The task:
Print each record below character for character.

Records supplied:
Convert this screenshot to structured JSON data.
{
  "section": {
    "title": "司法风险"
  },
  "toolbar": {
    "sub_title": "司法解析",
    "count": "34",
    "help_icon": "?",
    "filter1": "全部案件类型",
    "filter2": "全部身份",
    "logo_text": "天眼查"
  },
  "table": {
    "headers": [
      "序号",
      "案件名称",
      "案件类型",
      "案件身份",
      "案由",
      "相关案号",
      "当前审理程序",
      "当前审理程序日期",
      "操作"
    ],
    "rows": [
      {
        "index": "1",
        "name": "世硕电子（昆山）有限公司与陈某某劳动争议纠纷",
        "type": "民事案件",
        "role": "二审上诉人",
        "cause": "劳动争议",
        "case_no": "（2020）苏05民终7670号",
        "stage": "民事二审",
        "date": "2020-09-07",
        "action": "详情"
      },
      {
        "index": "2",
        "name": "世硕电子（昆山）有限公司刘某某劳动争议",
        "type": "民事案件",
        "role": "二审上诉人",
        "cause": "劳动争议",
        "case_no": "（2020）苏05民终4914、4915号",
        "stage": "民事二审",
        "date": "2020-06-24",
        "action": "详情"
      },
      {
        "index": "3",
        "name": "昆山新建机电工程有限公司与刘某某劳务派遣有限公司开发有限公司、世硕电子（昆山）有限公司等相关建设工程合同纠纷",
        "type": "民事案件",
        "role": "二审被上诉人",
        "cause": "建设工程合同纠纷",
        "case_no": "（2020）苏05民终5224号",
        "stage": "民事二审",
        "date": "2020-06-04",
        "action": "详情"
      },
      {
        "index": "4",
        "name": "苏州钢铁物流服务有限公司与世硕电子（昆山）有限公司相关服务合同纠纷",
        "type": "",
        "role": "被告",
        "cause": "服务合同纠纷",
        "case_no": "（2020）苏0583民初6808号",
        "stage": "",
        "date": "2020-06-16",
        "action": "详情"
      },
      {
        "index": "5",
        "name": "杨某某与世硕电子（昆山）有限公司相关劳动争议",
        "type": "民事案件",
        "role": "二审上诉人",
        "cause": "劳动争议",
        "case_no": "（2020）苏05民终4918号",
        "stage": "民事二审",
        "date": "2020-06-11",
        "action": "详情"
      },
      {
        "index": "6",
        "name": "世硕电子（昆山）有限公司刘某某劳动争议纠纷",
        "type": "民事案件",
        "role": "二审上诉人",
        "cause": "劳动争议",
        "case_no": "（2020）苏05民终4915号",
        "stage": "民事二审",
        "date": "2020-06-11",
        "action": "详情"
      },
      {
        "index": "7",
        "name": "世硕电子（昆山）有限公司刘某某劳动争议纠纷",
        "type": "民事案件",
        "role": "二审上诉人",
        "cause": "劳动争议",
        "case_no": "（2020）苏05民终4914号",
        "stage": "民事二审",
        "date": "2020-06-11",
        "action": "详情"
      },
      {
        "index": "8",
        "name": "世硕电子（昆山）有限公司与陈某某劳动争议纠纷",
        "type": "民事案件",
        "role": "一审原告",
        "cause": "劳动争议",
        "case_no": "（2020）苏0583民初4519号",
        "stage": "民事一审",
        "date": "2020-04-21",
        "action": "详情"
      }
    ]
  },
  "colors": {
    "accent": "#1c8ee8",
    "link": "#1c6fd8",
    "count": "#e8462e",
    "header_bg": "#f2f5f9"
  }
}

Solved problem:
Convert this screenshot to structured JSON data.
{
  "section": {
    "title": "司法风险"
  },
  "toolbar": {
    "sub_title": "司法解析",
    "count": "34",
    "help_icon": "?",
    "filter1": "全部案件类型",
    "filter2": "全部身份",
    "logo_text": "天眼查"
  },
  "table": {
    "headers": [
      "序号",
      "案件名称",
      "案件类型",
      "案件身份",
      "案由",
      "相关案号",
      "当前审理程序",
      "当前审理程序日期",
      "操作"
    ],
    "rows": [
      {
        "index": "1",
        "name": "世硕电子（昆山）有限公司与陈某某劳动争议纠纷",
        "type": "民事案件",
        "role": "二审上诉人",
        "cause": "劳动争议",
        "case_no": "（2020）苏05民终7670号",
        "stage": "民事二审",
        "date": "2020-09-07",
        "action": "详情"
      },
      {
        "index": "2",
        "name": "世硕电子（昆山）有限公司刘某某劳动争议",
        "type": "民事案件",
        "role": "二审上诉人",
        "cause": "劳动争议",
        "case_no": "（2020）苏05民终4914、4915号",
        "stage": "民事二审",
        "date": "2020-06-24",
        "action": "详情"
      },
      {
        "index": "3",
        "name": "昆山新建机电工程有限公司与刘某某劳务派遣有限公司开发有限公司、世硕电子（昆山）有限公司等相关建设工程合同纠纷",
        "type": "民事案件",
        "role": "二审被上诉人",
        "cause": "建设工程合同纠纷",
        "case_no": "（2020）苏05民终5224号",
        "stage": "民事二审",
        "date": "2020-06-04",
        "action": "详情"
      },
      {
        "index": "4",
        "name": "苏州钢铁物流服务有限公司与世硕电子（昆山）有限公司相关服务合同纠纷",
        "type": "",
        "role": "被告",
        "cause": "服务合同纠纷",
        "case_no": "（2020）苏0583民初6808号",
        "stage": "",
        "date": "2020-06-16",
        "action": "详情"
      },
      {
        "index": "5",
        "name": "杨某某与世硕电子（昆山）有限公司相关劳动争议",
        "type": "民事案件",
        "role": "二审上诉人",
        "cause": "劳动争议",
        "case_no": "（2020）苏05民终4918号",
        "stage": "民事二审",
        "date": "2020-06-11",
        "action": "详情"
      },
      {
        "index": "6",
        "name": "世硕电子（昆山）有限公司刘某某劳动争议纠纷",
        "type": "民事案件",
        "role": "二审上诉人",
        "cause": "劳动争议",
        "case_no": "（2020）苏05民终4915号",
        "stage": "民事二审",
        "date": "2020-06-11",
        "action": "详情"
      },
      {
        "index": "7",
        "name": "世硕电子（昆山）有限公司刘某某劳动争议纠纷",
        "type": "民事案件",
        "role": "二审上诉人",
        "cause": "劳动争议",
        "case_no": "（2020）苏05民终4914号",
        "stage": "民事二审",
        "date": "2020-06-11",
        "action": "详情"
      },
      {
        "index": "8",
        "name": "世硕电子（昆山）有限公司与陈某某劳动争议纠纷",
        "type": "民事案件",
        "role": "一审原告",
        "cause": "劳动争议",
        "case_no": "（2020）苏0583民初4519号",
        "stage": "民事一审",
        "date": "2020-04-21",
        "action": "详情"
      }
    ]
  },
  "colors": {
    "accent": "#1c8ee8",
    "link": "#1c6fd8",
    "count": "#e8462e",
    "header_bg": "#f2f5f9"
  }
}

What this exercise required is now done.